Dozens of curious faces crowded around eagerly to watch as the new leader of the Ulster Unionist Party sat down beneath the portrait of Catholic emancipator Daniel O'Connell in Dublin's Mansion House, home of the Lord Mayor, to sign the visitors' book.
He smiled but betrayed no hint of mischief as he wrote: "David Trimble, Lisburn, County Antrim, UK". It was his strongest statement in a day of tentative handshakes and controlled language.
The first meeting between an Irish Prime Minister and an Ulster Unionist leader in Dublin's Government Buildings, and the first formal contact at this level since Terence O'Neill held sway in Stormont 30 years ago, began with the Ulsterman marking the Southerners' card.
Accompanied by his deputy leader John Taylor, and security spokesman Ken Maginnis, Mr Trimble hosted a reception to launch a 50-page Unionist leaflet - An Economics Lesson for Irish Nationalists and Republicans - which argues that with a IRpounds 30bn (pounds 31bn) foreign debt the Irish Republic is in no financial state to afford a united Ireland.
The guest list included the normally vociferous nationalist Fianna Fail members, together with Mary O'Rourke, Ray Burke and other ex-cabinet ministers. All trooped in, cheerfully swallowing their ideologies for the occasion. Orange and green, in the shape of Mr Trimble and Fianna Fail leader Bertie Ahern - after a nervous pause - shook hands on the Mansion House steps.
Over lunch with the Irish Prime Minister, John Bruton, Mr Trimble discussed progress on the peace process, but, on emerging, declined to endorse Mr Bruton's claim last Friday that a breakthrough enabling all-party talks to begin was "tantalisingly" close. "I wouldn't use that word," he cautioned.
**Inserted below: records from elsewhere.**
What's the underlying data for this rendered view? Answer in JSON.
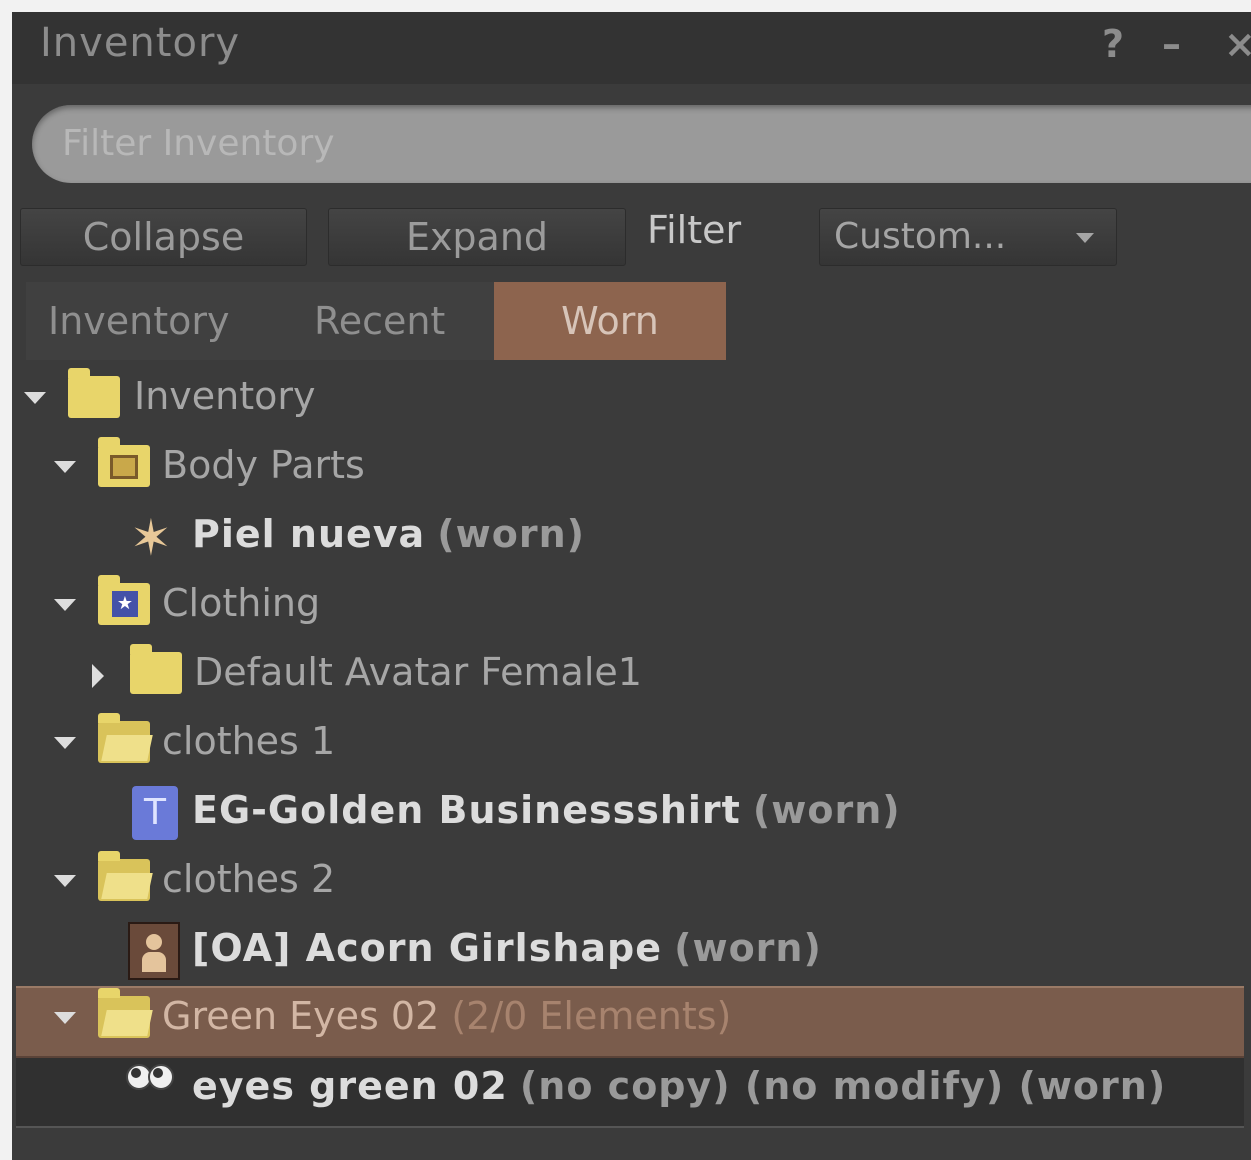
{
  "window": {
    "title": "Inventory",
    "help": "?",
    "minimize": "–",
    "close": "×"
  },
  "search": {
    "placeholder": "Filter Inventory"
  },
  "toolbar": {
    "collapse": "Collapse",
    "expand": "Expand",
    "filter": "Filter",
    "dropdown": "Custom..."
  },
  "tabs": [
    {
      "label": "Inventory"
    },
    {
      "label": "Recent"
    },
    {
      "label": "Worn",
      "active": true
    }
  ],
  "tree": [
    {
      "label": "Inventory",
      "icon": "folder-icon"
    },
    {
      "label": "Body Parts",
      "icon": "body-parts-folder-icon"
    },
    {
      "label": "Piel nueva",
      "suffix": "(worn)",
      "icon": "skin-icon"
    },
    {
      "label": "Clothing",
      "icon": "clothing-folder-icon"
    },
    {
      "label": "Default Avatar Female1",
      "icon": "folder-icon"
    },
    {
      "label": "clothes 1",
      "icon": "open-folder-icon"
    },
    {
      "label": "EG-Golden Businessshirt",
      "suffix": "(worn)",
      "icon": "shirt-icon"
    },
    {
      "label": "clothes 2",
      "icon": "open-folder-icon"
    },
    {
      "label": "[OA] Acorn Girlshape",
      "suffix": "(worn)",
      "icon": "shape-icon"
    },
    {
      "label": "Green Eyes 02",
      "count": "(2/0 Elements)",
      "icon": "open-folder-icon"
    },
    {
      "label": "eyes green 02",
      "suffix": "(no copy) (no modify) (worn)",
      "icon": "eyes-icon"
    }
  ],
  "colors": {
    "panel_bg": "#3b3b3b",
    "active_tab": "#8d644e",
    "selected_row": "#7a5c4c",
    "folder": "#e8d56a"
  }
}
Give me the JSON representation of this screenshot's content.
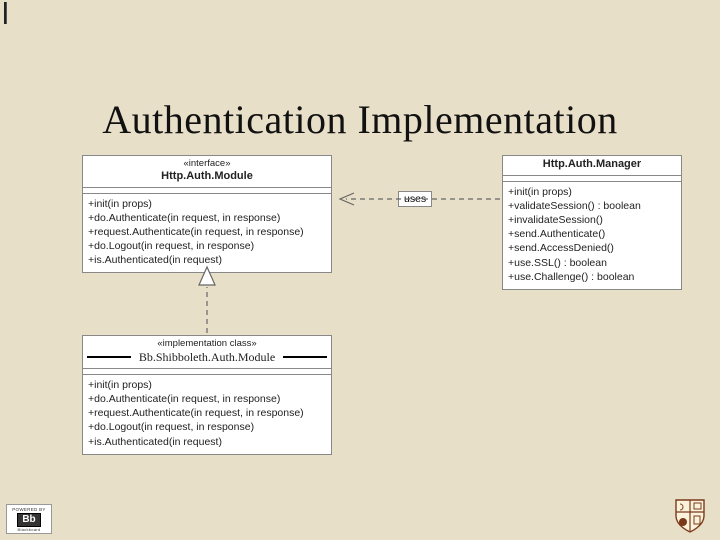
{
  "title": "Authentication Implementation",
  "connectors": {
    "uses_label": "uses"
  },
  "interface_box": {
    "stereotype": "«interface»",
    "name": "Http.Auth.Module",
    "ops": [
      "+init(in props)",
      "+do.Authenticate(in request, in response)",
      "+request.Authenticate(in request, in response)",
      "+do.Logout(in request, in response)",
      "+is.Authenticated(in request)"
    ]
  },
  "manager_box": {
    "name": "Http.Auth.Manager",
    "ops": [
      "+init(in props)",
      "+validateSession() : boolean",
      "+invalidateSession()",
      "+send.Authenticate()",
      "+send.AccessDenied()",
      "+use.SSL() : boolean",
      "+use.Challenge() : boolean"
    ]
  },
  "impl_box": {
    "stereotype": "«implementation class»",
    "name": "Bb.Shibboleth.Auth.Module",
    "ops": [
      "+init(in props)",
      "+do.Authenticate(in request, in response)",
      "+request.Authenticate(in request, in response)",
      "+do.Logout(in request, in response)",
      "+is.Authenticated(in request)"
    ]
  },
  "badges": {
    "powered": "POWERED BY",
    "bb": "Bb",
    "blackboard": "Blackboard"
  }
}
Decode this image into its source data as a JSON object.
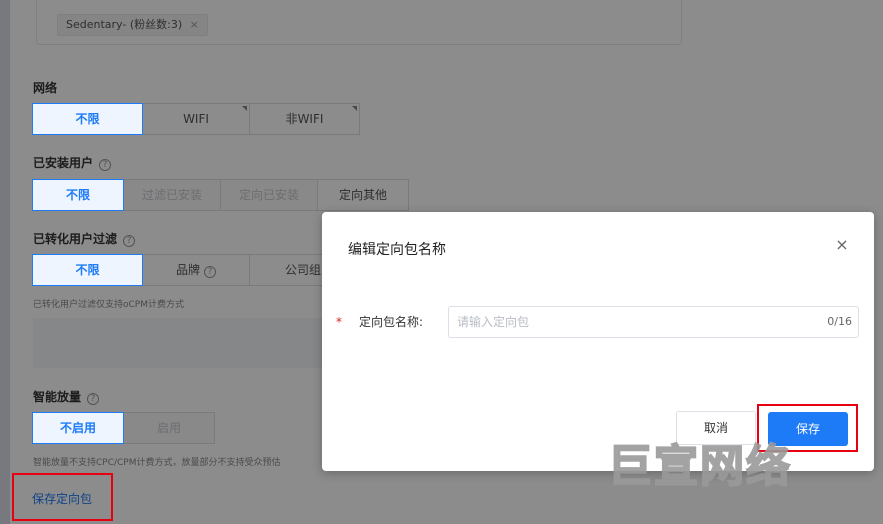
{
  "audience": {
    "tag_label": "Sedentary- (粉丝数:3)",
    "tag_close": "×"
  },
  "network": {
    "label": "网络",
    "options": [
      "不限",
      "WIFI",
      "非WIFI"
    ]
  },
  "installed": {
    "label": "已安装用户",
    "options": [
      "不限",
      "过滤已安装",
      "定向已安装",
      "定向其他"
    ]
  },
  "converted": {
    "label": "已转化用户过滤",
    "options": [
      "不限",
      "品牌",
      "公司组"
    ],
    "hint": "已转化用户过滤仅支持oCPM计费方式"
  },
  "smart": {
    "label": "智能放量",
    "options": [
      "不启用",
      "启用"
    ],
    "hint": "智能放量不支持CPC/CPM计费方式，放量部分不支持受众预估"
  },
  "save_package_link": "保存定向包",
  "help_glyph": "?",
  "modal": {
    "title": "编辑定向包名称",
    "close_glyph": "×",
    "required_mark": "*",
    "field_label": "定向包名称:",
    "field_placeholder": "请输入定向包",
    "field_counter": "0/16",
    "cancel_label": "取消",
    "save_label": "保存"
  },
  "watermark": "巨宣网络",
  "colors": {
    "primary": "#1d7bf7",
    "highlight": "#e60012",
    "overlay": "rgba(0,0,0,0.45)"
  }
}
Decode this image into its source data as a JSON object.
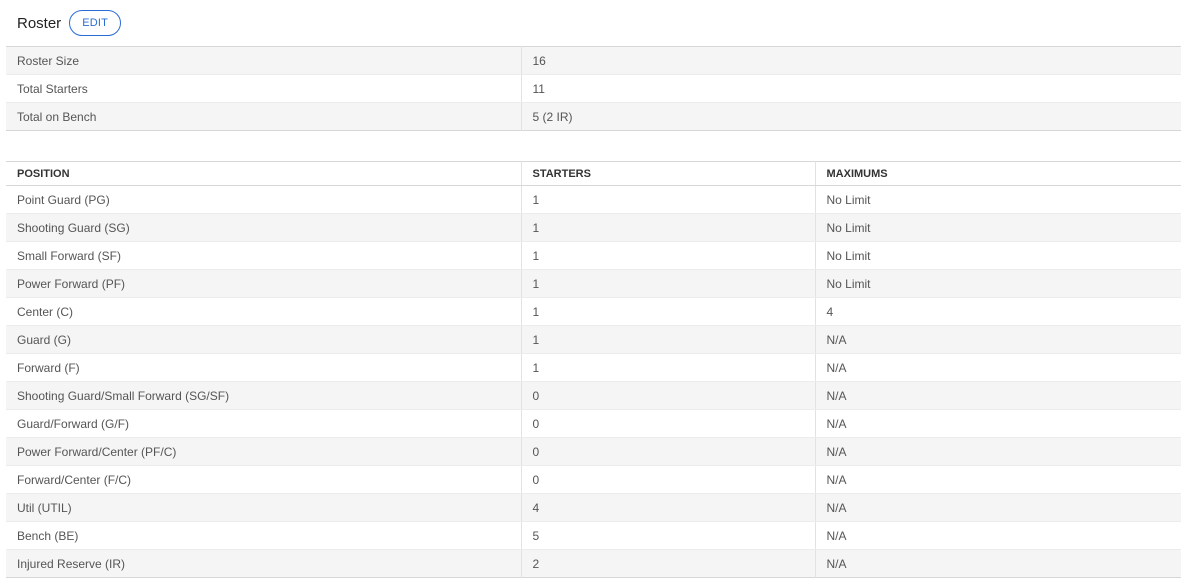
{
  "header": {
    "title": "Roster",
    "edit_label": "EDIT"
  },
  "summary": [
    {
      "label": "Roster Size",
      "value": "16"
    },
    {
      "label": "Total Starters",
      "value": "11"
    },
    {
      "label": "Total on Bench",
      "value": "5 (2 IR)"
    }
  ],
  "positions": {
    "columns": [
      "POSITION",
      "STARTERS",
      "MAXIMUMS"
    ],
    "rows": [
      {
        "position": "Point Guard (PG)",
        "starters": "1",
        "maximums": "No Limit"
      },
      {
        "position": "Shooting Guard (SG)",
        "starters": "1",
        "maximums": "No Limit"
      },
      {
        "position": "Small Forward (SF)",
        "starters": "1",
        "maximums": "No Limit"
      },
      {
        "position": "Power Forward (PF)",
        "starters": "1",
        "maximums": "No Limit"
      },
      {
        "position": "Center (C)",
        "starters": "1",
        "maximums": "4"
      },
      {
        "position": "Guard (G)",
        "starters": "1",
        "maximums": "N/A"
      },
      {
        "position": "Forward (F)",
        "starters": "1",
        "maximums": "N/A"
      },
      {
        "position": "Shooting Guard/Small Forward (SG/SF)",
        "starters": "0",
        "maximums": "N/A"
      },
      {
        "position": "Guard/Forward (G/F)",
        "starters": "0",
        "maximums": "N/A"
      },
      {
        "position": "Power Forward/Center (PF/C)",
        "starters": "0",
        "maximums": "N/A"
      },
      {
        "position": "Forward/Center (F/C)",
        "starters": "0",
        "maximums": "N/A"
      },
      {
        "position": "Util (UTIL)",
        "starters": "4",
        "maximums": "N/A"
      },
      {
        "position": "Bench (BE)",
        "starters": "5",
        "maximums": "N/A"
      },
      {
        "position": "Injured Reserve (IR)",
        "starters": "2",
        "maximums": "N/A"
      }
    ]
  }
}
Later, Mr Ahern said Mr Trimble seemed not to believe that the talks could begin this year.
The Taoiseach's optimism had become more guarded since Friday. He said there was no value in setting dates for all- party talks which could themselves become an inhibition, but said: "More people are talking to other people than was the case a few months ago... inexorably we are moving towards an all-inclusive dialogue." He added: "On the arms issue, Mr Trimble avoided taking a firm position. But in stating that his views were well-known, he offered no hint of diluting his demand that IRA weapons be decommissioned before Sinn Fein could enter all-party talks."
He cited the terms of Paragraph 10 of the Downing Street Declaration, that "people establish their commitment to exclusively peaceful methods... they've got to prove that they are committed, and it is very difficult to see how that can be done without satisfactorily resolving the weapons issue".
Mr Trimble said the talks had been "much more positive and constructive" than those held during the Dublin Castle contacts in 1992. He also exchanged views with the two Dail Opposition leaders, Mr Ahern and Mary Harney of the centre-right Progressive Democrats.
The sizeable Unionist delegation created a more positive mood over the lunch, suggesting areas of greater communication, and hinting at Unionist entry soon into the British-Irish Parliamentary body, which they have until now boycotted in protest at the 1985 Anglo-Irish Agreement.
One loud Unionist voice was missing however. From Belfast, the Democratic Unionist leader Ian Paisley rejected Mr Trimble's detente with the South as "futile" and warned that it "could weaken the union".